Calling all Tigers: Student-led group seeks help for Clemson Family members in need
The university’s longest-serving student-led tiger conservation group is calling on fellow students to join the effort to protect Clemson’s adored mascot.
Entering its 20th year on campus, Tigers for Tigers (T4T) will hold a series of informational meetings in early September for students interested in joining the effort to protect tigers.
“The club really thrives on the different types of people and their majors because there are so many different aspects to it. There’s marketing, graphics, policy, along with conservation and biology,” said T4T President Evelyn Ann Borucki, a senior in the department of Food, Nutrition and Packaging Sciences. “People just have to have a passion for the conservation of tigers and then use their skills, whether it’s knowledge about tigers or photography, for the cause.”
T4T members lead local, state and national educational campaigns to raise awareness about tiger poaching and habitat destruction. Fewer than 3,900 tigers remain in the wild, according to the World Wildlife Fund.
“There are barely as many tigers in the wild as there are freshmen on campus this semester,” said Diane Dotson, a graduate student in the College of Agriculture, Forestry and Life Sciences and former T4T president.
The effort has allowed Clemson students to view tigers in the wild in India. They’ve lobbied legislators on Capitol Hill to adopt laws protecting exotic animals like tigers. They’ve collaborated with conservation groups and universities across the country. T4T alumni have gone on to work or intern at the National Wildlife Refuge Association, the Kanha Jungle Lodge in India, the Wild Bird Society of Japan and Big Cat Rescue in Tampa. Some have pursued graduate degrees in conservation or attended veterinarian school.
“I have gotten internships that I would not have been able to get if I had not gotten involved in Tigers for Tigers,” Dotson said. “It’s been a wonderful experience.”
T4T has about 30 active members.

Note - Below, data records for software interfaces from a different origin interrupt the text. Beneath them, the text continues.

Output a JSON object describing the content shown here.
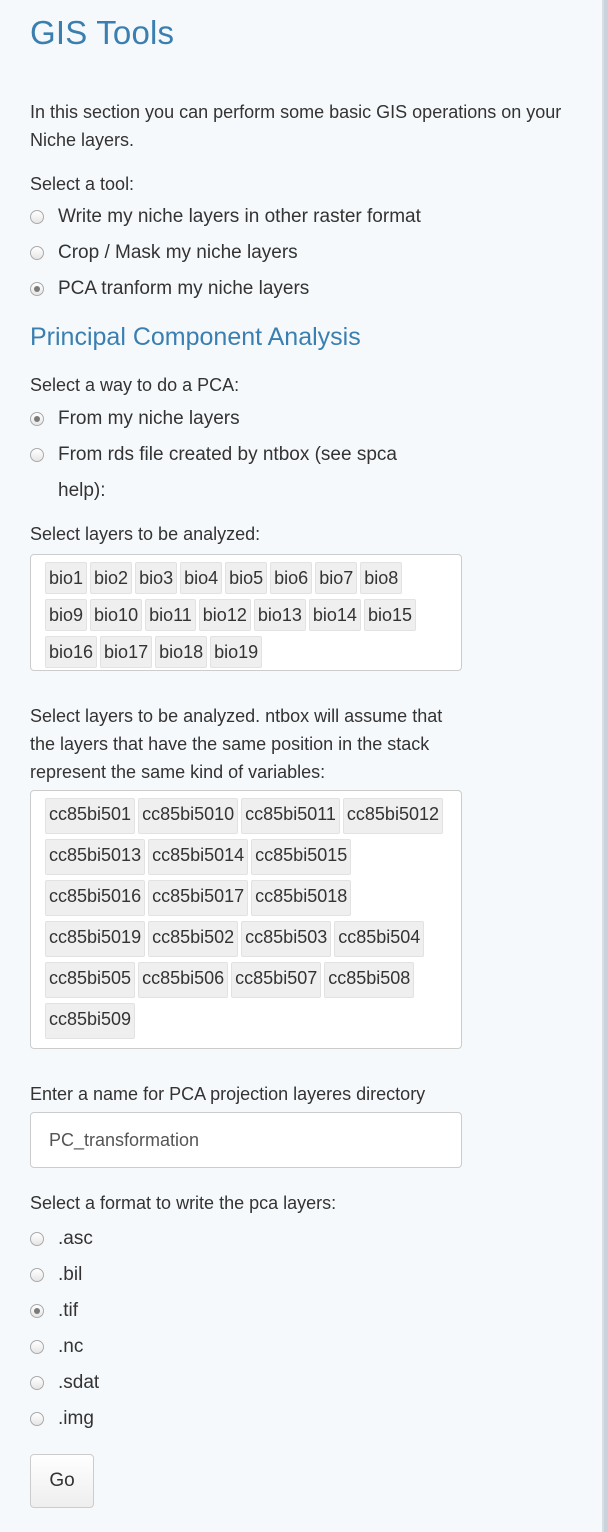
{
  "title": "GIS Tools",
  "intro": "In this section you can perform some basic GIS operations on your Niche layers.",
  "tool_prompt": "Select a tool:",
  "tools": [
    {
      "label": "Write my niche layers in other raster format",
      "selected": false
    },
    {
      "label": "Crop / Mask my niche layers",
      "selected": false
    },
    {
      "label": "PCA tranform my niche layers",
      "selected": true
    }
  ],
  "pca_heading": "Principal Component Analysis",
  "pca_prompt": "Select a way to do a PCA:",
  "pca_options": [
    {
      "label": "From my niche layers",
      "selected": true
    },
    {
      "label": "From rds file created by ntbox (see spca help):",
      "selected": false
    }
  ],
  "layers_prompt": "Select layers to be analyzed:",
  "layers": [
    "bio1",
    "bio2",
    "bio3",
    "bio4",
    "bio5",
    "bio6",
    "bio7",
    "bio8",
    "bio9",
    "bio10",
    "bio11",
    "bio12",
    "bio13",
    "bio14",
    "bio15",
    "bio16",
    "bio17",
    "bio18",
    "bio19"
  ],
  "proj_layers_prompt": "Select layers to be analyzed. ntbox will assume that the layers that have the same position in the stack represent the same kind of variables:",
  "proj_layers": [
    "cc85bi501",
    "cc85bi5010",
    "cc85bi5011",
    "cc85bi5012",
    "cc85bi5013",
    "cc85bi5014",
    "cc85bi5015",
    "cc85bi5016",
    "cc85bi5017",
    "cc85bi5018",
    "cc85bi5019",
    "cc85bi502",
    "cc85bi503",
    "cc85bi504",
    "cc85bi505",
    "cc85bi506",
    "cc85bi507",
    "cc85bi508",
    "cc85bi509"
  ],
  "dir_prompt": "Enter a name for PCA projection layeres directory",
  "dir_value": "PC_transformation",
  "format_prompt": "Select a format to write the pca layers:",
  "formats": [
    {
      "label": ".asc",
      "selected": false
    },
    {
      "label": ".bil",
      "selected": false
    },
    {
      "label": ".tif",
      "selected": true
    },
    {
      "label": ".nc",
      "selected": false
    },
    {
      "label": ".sdat",
      "selected": false
    },
    {
      "label": ".img",
      "selected": false
    }
  ],
  "go_label": "Go"
}
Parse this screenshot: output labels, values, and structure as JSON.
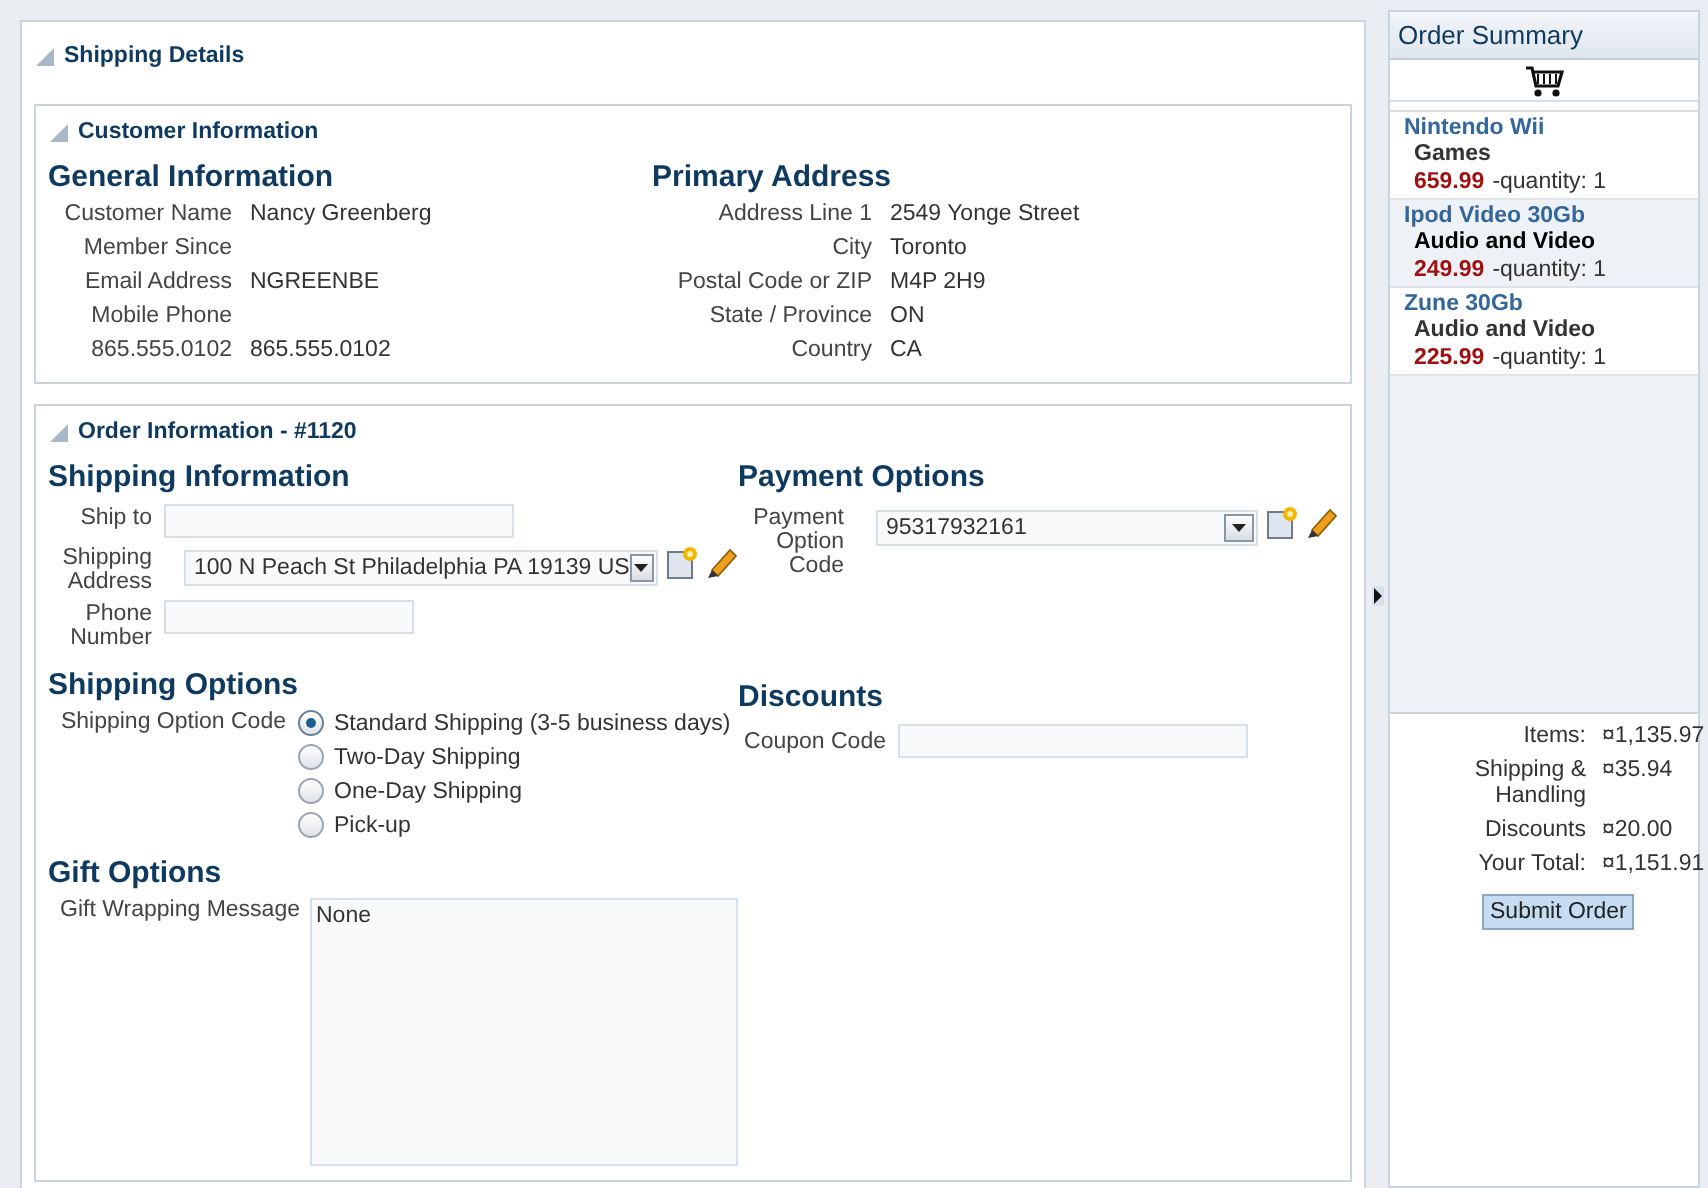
{
  "main_panel": {
    "title": "Shipping Details",
    "customer_section": {
      "title": "Customer Information",
      "general": {
        "heading": "General Information",
        "fields": [
          {
            "label": "Customer Name",
            "value": "Nancy Greenberg"
          },
          {
            "label": "Member Since"
          },
          {
            "label": "Email Address",
            "value": "NGREENBE"
          },
          {
            "label": "Mobile Phone"
          },
          {
            "label": "865.555.0102",
            "value": "865.555.0102"
          }
        ]
      },
      "address": {
        "heading": "Primary Address",
        "fields": [
          {
            "label": "Address Line 1",
            "value": "2549 Yonge Street"
          },
          {
            "label": "City",
            "value": "Toronto"
          },
          {
            "label": "Postal Code or ZIP",
            "value": "M4P 2H9"
          },
          {
            "label": "State / Province",
            "value": "ON"
          },
          {
            "label": "Country",
            "value": "CA"
          }
        ]
      }
    },
    "order_section": {
      "title": "Order Information - #1120",
      "shipping_info": {
        "heading": "Shipping Information",
        "ship_to": {
          "label": "Ship to"
        },
        "shipping_address": {
          "label": "Shipping Address",
          "value": "100 N Peach St Philadelphia PA 19139 US"
        },
        "phone": {
          "label": "Phone Number"
        }
      },
      "payment": {
        "heading": "Payment Options",
        "label": "Payment Option Code",
        "value": "95317932161"
      },
      "shipping_options": {
        "heading": "Shipping Options",
        "label": "Shipping Option Code",
        "options": [
          {
            "label": "Standard Shipping (3-5 business days)",
            "selected": true
          },
          {
            "label": "Two-Day Shipping",
            "selected": false
          },
          {
            "label": "One-Day Shipping",
            "selected": false
          },
          {
            "label": "Pick-up",
            "selected": false
          }
        ]
      },
      "discounts": {
        "heading": "Discounts",
        "label": "Coupon Code"
      },
      "gift": {
        "heading": "Gift Options",
        "label": "Gift Wrapping Message",
        "value": "None"
      }
    }
  },
  "order_summary": {
    "title": "Order Summary",
    "items": [
      {
        "name": "Nintendo Wii",
        "category": "Games",
        "price": "659.99",
        "quantity": "-quantity: 1",
        "selected": false
      },
      {
        "name": "Ipod Video 30Gb",
        "category": "Audio and Video",
        "price": "249.99",
        "quantity": "-quantity: 1",
        "selected": true
      },
      {
        "name": "Zune 30Gb",
        "category": "Audio and Video",
        "price": "225.99",
        "quantity": "-quantity: 1",
        "selected": false
      }
    ],
    "totals": [
      {
        "label": "Items:",
        "value": "¤1,135.97"
      },
      {
        "label": "Shipping & Handling",
        "value": "¤35.94"
      },
      {
        "label": "Discounts",
        "value": "¤20.00"
      },
      {
        "label": "Your Total:",
        "value": "¤1,151.91"
      }
    ],
    "submit": "Submit Order"
  }
}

The group organizes numerous events throughout the year to raise funds for tiger conservation efforts, including a 5K run in the spring and numerous events during Tiger Awareness Week beginning Nov. 6. As part of their Cubs for Cubs program, T4T members also visit local elementary schools to teach children about the importance of tiger conservation.
Additionally, two Creative Inquiry courses are associated with T4T: Tiger Conservation, FNR 4700 Section 045; and Tiger Awareness, FNR 4700, Section 046.
“T4T works toward a great cause and offers incredible opportunities to Clemson students,” said Shari Rodriguez, assistant professor of human dimensions of wildlife in the department of Forestry and Environmental Conservation. “If you have a passion for tigers or a passion for wildlife conservation, we’d love to have you. It doesn’t matter what major you are.”
Rodriguez, whose research includes the impacts of human-wildlife interactions, is the group’s new faculty advisor.
“This is an extension of the research I love doing,” Rodriguez said. “And this is the only student-run tiger conservation group on campus and it has a long, rich history.”
T4T is open to all students. Informational meetings for those interested in tiger conservation will be 6 p.m. Sept. 4 and Sept. 5, 6:15 p.m. Sept. 7, and 6 p.m. Sept. 13. All meetings are in Martin Hall, room M-105. Pizza will be provided.
The group’s first official club meeting of the semester will be 7 p.m. Sept. 7 in Martin Hall, room M-105.
Tigers Awareness Week beginning Nov. 6 will feature numerous events, including a tiger skit, a wing-eating contest, and a speaker.
“It’s our biggest event of the fall. It allows for us as a club to educate our students and community and partner with an organization that we support,” Borucki said. “There is so much time and planning that go into our events and Tiger Awareness Week is a great example of how we try to involve our campus.”
Follow #SaveOurMascot or @t4tclemson on Twitter to keep up with T4T’s latest efforts and visit t4tclemson.org for more information.
T4T student leaders include Borucki and club vice president Maxton Shaw, a senior Animal and Veterinary Sciences student.